Copy out each line of the data that holds the string "自分自身".

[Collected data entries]
== Segment start ==

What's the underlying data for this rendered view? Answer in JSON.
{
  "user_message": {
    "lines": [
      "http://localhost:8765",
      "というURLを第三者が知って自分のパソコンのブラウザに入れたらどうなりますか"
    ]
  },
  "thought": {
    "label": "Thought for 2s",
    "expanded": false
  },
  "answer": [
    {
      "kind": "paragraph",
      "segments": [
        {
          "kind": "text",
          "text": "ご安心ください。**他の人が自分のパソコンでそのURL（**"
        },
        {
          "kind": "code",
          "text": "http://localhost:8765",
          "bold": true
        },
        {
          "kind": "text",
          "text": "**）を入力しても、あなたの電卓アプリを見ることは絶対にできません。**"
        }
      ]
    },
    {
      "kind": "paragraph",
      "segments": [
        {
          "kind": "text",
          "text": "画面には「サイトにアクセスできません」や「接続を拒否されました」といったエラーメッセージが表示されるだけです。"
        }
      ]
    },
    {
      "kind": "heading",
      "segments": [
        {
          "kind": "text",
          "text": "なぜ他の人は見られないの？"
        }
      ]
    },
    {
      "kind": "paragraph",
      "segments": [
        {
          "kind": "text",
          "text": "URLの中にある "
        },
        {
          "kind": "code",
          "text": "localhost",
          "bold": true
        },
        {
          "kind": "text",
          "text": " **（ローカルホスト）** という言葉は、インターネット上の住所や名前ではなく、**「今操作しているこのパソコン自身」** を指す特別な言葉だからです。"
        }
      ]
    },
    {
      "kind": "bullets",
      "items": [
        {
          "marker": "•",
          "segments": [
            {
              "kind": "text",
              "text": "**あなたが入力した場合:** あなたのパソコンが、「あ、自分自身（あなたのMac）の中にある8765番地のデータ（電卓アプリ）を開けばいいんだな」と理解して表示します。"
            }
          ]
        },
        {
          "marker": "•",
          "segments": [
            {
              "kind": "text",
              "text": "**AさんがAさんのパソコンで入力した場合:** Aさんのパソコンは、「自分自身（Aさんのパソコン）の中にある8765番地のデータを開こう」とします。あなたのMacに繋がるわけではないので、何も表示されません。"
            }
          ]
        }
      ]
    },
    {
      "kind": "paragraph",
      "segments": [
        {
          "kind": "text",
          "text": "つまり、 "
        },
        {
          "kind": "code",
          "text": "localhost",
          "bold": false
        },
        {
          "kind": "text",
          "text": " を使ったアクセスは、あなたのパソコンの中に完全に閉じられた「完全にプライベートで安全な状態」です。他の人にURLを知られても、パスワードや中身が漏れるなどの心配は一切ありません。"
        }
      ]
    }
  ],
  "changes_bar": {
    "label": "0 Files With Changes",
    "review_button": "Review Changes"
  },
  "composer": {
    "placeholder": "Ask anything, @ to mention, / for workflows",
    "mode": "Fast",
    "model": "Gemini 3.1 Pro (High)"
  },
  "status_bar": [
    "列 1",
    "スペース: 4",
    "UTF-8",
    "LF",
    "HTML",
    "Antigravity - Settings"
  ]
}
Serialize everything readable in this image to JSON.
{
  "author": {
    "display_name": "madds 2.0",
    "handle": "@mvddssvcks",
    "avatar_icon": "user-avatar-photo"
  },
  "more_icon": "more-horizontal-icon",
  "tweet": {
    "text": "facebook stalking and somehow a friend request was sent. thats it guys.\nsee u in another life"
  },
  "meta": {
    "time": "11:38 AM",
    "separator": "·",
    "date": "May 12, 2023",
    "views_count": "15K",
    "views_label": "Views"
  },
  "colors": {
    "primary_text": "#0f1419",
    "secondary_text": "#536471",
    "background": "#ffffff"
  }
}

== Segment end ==

* **TASK RESULT**:
              "text": "**あなたが入力した場合:** あなたのパソコンが、「あ、自分自身（あなたのMac）の中にある8765番地のデータ（電卓アプリ）を開けばいいんだな」と理解して表示します。"
              "text": "**AさんがAさんのパソコンで入力した場合:** Aさんのパソコンは、「自分自身（Aさんのパソコン）の中にある8765番地のデータを開こう」とします。あなたのMacに繋がるわけではないので、何も表示されません。"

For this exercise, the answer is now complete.